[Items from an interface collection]

= = =

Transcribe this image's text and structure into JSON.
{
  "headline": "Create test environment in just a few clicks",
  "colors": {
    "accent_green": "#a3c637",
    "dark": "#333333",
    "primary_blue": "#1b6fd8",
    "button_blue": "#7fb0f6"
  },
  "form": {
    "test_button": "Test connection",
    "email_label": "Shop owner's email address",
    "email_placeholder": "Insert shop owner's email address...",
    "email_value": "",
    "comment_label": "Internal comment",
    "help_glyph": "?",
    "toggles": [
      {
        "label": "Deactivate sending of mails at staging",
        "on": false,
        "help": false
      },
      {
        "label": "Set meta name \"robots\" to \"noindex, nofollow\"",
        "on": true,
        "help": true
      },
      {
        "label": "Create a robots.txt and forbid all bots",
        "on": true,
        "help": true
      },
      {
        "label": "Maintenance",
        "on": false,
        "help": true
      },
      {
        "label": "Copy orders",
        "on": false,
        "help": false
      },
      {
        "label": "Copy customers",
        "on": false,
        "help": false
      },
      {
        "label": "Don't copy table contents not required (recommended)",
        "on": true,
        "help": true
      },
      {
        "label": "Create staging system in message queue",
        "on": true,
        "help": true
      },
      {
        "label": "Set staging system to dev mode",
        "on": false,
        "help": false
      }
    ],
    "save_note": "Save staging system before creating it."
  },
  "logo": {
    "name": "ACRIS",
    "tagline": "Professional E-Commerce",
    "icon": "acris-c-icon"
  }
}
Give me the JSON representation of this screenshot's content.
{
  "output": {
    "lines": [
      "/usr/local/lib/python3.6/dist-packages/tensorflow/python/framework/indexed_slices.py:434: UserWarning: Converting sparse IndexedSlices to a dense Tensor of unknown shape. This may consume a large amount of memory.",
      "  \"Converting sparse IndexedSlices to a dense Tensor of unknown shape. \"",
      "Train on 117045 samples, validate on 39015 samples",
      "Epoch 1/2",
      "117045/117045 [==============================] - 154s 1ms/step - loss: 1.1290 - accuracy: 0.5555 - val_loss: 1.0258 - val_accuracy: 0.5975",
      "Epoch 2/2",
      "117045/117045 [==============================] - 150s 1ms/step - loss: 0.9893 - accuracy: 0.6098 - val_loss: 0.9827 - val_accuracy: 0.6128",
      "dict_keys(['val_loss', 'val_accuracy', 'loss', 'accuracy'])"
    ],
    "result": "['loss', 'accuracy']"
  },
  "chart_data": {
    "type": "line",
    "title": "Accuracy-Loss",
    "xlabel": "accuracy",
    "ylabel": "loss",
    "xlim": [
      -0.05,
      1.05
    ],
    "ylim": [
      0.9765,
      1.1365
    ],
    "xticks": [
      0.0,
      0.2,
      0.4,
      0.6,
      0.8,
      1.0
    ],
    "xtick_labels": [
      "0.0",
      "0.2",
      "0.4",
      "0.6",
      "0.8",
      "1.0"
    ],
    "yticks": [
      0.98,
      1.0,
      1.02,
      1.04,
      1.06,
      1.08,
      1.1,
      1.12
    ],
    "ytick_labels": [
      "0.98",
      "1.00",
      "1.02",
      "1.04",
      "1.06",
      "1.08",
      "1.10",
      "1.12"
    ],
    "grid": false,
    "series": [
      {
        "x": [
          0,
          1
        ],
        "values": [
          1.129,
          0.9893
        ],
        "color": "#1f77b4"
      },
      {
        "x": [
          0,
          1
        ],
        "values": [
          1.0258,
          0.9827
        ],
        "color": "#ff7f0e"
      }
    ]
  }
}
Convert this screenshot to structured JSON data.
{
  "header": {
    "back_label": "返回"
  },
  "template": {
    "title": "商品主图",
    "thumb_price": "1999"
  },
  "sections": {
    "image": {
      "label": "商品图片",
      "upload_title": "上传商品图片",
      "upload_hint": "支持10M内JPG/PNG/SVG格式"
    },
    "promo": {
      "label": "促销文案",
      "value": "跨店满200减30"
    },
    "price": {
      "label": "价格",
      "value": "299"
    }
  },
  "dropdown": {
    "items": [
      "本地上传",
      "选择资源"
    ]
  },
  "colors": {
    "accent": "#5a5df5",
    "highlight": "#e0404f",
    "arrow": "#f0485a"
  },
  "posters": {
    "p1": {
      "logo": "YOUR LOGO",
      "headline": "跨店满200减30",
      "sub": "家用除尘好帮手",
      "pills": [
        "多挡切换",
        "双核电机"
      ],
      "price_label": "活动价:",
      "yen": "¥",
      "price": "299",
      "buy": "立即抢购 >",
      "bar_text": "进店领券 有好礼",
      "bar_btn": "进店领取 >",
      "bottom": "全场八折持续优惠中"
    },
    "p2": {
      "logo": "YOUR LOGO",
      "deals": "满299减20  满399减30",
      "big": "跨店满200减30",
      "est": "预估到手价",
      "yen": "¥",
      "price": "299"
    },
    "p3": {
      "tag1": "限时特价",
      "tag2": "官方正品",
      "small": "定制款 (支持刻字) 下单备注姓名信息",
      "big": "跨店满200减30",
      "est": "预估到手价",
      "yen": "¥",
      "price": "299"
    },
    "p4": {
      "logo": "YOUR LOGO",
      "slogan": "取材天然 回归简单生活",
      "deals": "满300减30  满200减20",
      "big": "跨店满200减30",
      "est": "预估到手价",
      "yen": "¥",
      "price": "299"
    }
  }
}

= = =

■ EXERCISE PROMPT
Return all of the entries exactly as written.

■ REPLY TO THE EXERCISE
Transcribe this image's text and structure into JSON.
{
  "headline": "Create test environment in just a few clicks",
  "colors": {
    "accent_green": "#a3c637",
    "dark": "#333333",
    "primary_blue": "#1b6fd8",
    "button_blue": "#7fb0f6"
  },
  "form": {
    "test_button": "Test connection",
    "email_label": "Shop owner's email address",
    "email_placeholder": "Insert shop owner's email address...",
    "email_value": "",
    "comment_label": "Internal comment",
    "help_glyph": "?",
    "toggles": [
      {
        "label": "Deactivate sending of mails at staging",
        "on": false,
        "help": false
      },
      {
        "label": "Set meta name \"robots\" to \"noindex, nofollow\"",
        "on": true,
        "help": true
      },
      {
        "label": "Create a robots.txt and forbid all bots",
        "on": true,
        "help": true
      },
      {
        "label": "Maintenance",
        "on": false,
        "help": true
      },
      {
        "label": "Copy orders",
        "on": false,
        "help": false
      },
      {
        "label": "Copy customers",
        "on": false,
        "help": false
      },
      {
        "label": "Don't copy table contents not required (recommended)",
        "on": true,
        "help": true
      },
      {
        "label": "Create staging system in message queue",
        "on": true,
        "help": true
      },
      {
        "label": "Set staging system to dev mode",
        "on": false,
        "help": false
      }
    ],
    "save_note": "Save staging system before creating it."
  },
  "logo": {
    "name": "ACRIS",
    "tagline": "Professional E-Commerce",
    "icon": "acris-c-icon"
  }
}
Give me the JSON representation of this screenshot's content.
{
  "output": {
    "lines": [
      "/usr/local/lib/python3.6/dist-packages/tensorflow/python/framework/indexed_slices.py:434: UserWarning: Converting sparse IndexedSlices to a dense Tensor of unknown shape. This may consume a large amount of memory.",
      "  \"Converting sparse IndexedSlices to a dense Tensor of unknown shape. \"",
      "Train on 117045 samples, validate on 39015 samples",
      "Epoch 1/2",
      "117045/117045 [==============================] - 154s 1ms/step - loss: 1.1290 - accuracy: 0.5555 - val_loss: 1.0258 - val_accuracy: 0.5975",
      "Epoch 2/2",
      "117045/117045 [==============================] - 150s 1ms/step - loss: 0.9893 - accuracy: 0.6098 - val_loss: 0.9827 - val_accuracy: 0.6128",
      "dict_keys(['val_loss', 'val_accuracy', 'loss', 'accuracy'])"
    ],
    "result": "['loss', 'accuracy']"
  },
  "chart_data": {
    "type": "line",
    "title": "Accuracy-Loss",
    "xlabel": "accuracy",
    "ylabel": "loss",
    "xlim": [
      -0.05,
      1.05
    ],
    "ylim": [
      0.9765,
      1.1365
    ],
    "xticks": [
      0.0,
      0.2,
      0.4,
      0.6,
      0.8,
      1.0
    ],
    "xtick_labels": [
      "0.0",
      "0.2",
      "0.4",
      "0.6",
      "0.8",
      "1.0"
    ],
    "yticks": [
      0.98,
      1.0,
      1.02,
      1.04,
      1.06,
      1.08,
      1.1,
      1.12
    ],
    "ytick_labels": [
      "0.98",
      "1.00",
      "1.02",
      "1.04",
      "1.06",
      "1.08",
      "1.10",
      "1.12"
    ],
    "grid": false,
    "series": [
      {
        "x": [
          0,
          1
        ],
        "values": [
          1.129,
          0.9893
        ],
        "color": "#1f77b4"
      },
      {
        "x": [
          0,
          1
        ],
        "values": [
          1.0258,
          0.9827
        ],
        "color": "#ff7f0e"
      }
    ]
  }
}
Convert this screenshot to structured JSON data.
{
  "header": {
    "back_label": "返回"
  },
  "template": {
    "title": "商品主图",
    "thumb_price": "1999"
  },
  "sections": {
    "image": {
      "label": "商品图片",
      "upload_title": "上传商品图片",
      "upload_hint": "支持10M内JPG/PNG/SVG格式"
    },
    "promo": {
      "label": "促销文案",
      "value": "跨店满200减30"
    },
    "price": {
      "label": "价格",
      "value": "299"
    }
  },
  "dropdown": {
    "items": [
      "本地上传",
      "选择资源"
    ]
  },
  "colors": {
    "accent": "#5a5df5",
    "highlight": "#e0404f",
    "arrow": "#f0485a"
  },
  "posters": {
    "p1": {
      "logo": "YOUR LOGO",
      "headline": "跨店满200减30",
      "sub": "家用除尘好帮手",
      "pills": [
        "多挡切换",
        "双核电机"
      ],
      "price_label": "活动价:",
      "yen": "¥",
      "price": "299",
      "buy": "立即抢购 >",
      "bar_text": "进店领券 有好礼",
      "bar_btn": "进店领取 >",
      "bottom": "全场八折持续优惠中"
    },
    "p2": {
      "logo": "YOUR LOGO",
      "deals": "满299减20  满399减30",
      "big": "跨店满200减30",
      "est": "预估到手价",
      "yen": "¥",
      "price": "299"
    },
    "p3": {
      "tag1": "限时特价",
      "tag2": "官方正品",
      "small": "定制款 (支持刻字) 下单备注姓名信息",
      "big": "跨店满200减30",
      "est": "预估到手价",
      "yen": "¥",
      "price": "299"
    },
    "p4": {
      "logo": "YOUR LOGO",
      "slogan": "取材天然 回归简单生活",
      "deals": "满300减30  满200减20",
      "big": "跨店满200减30",
      "est": "预估到手价",
      "yen": "¥",
      "price": "299"
    }
  }
}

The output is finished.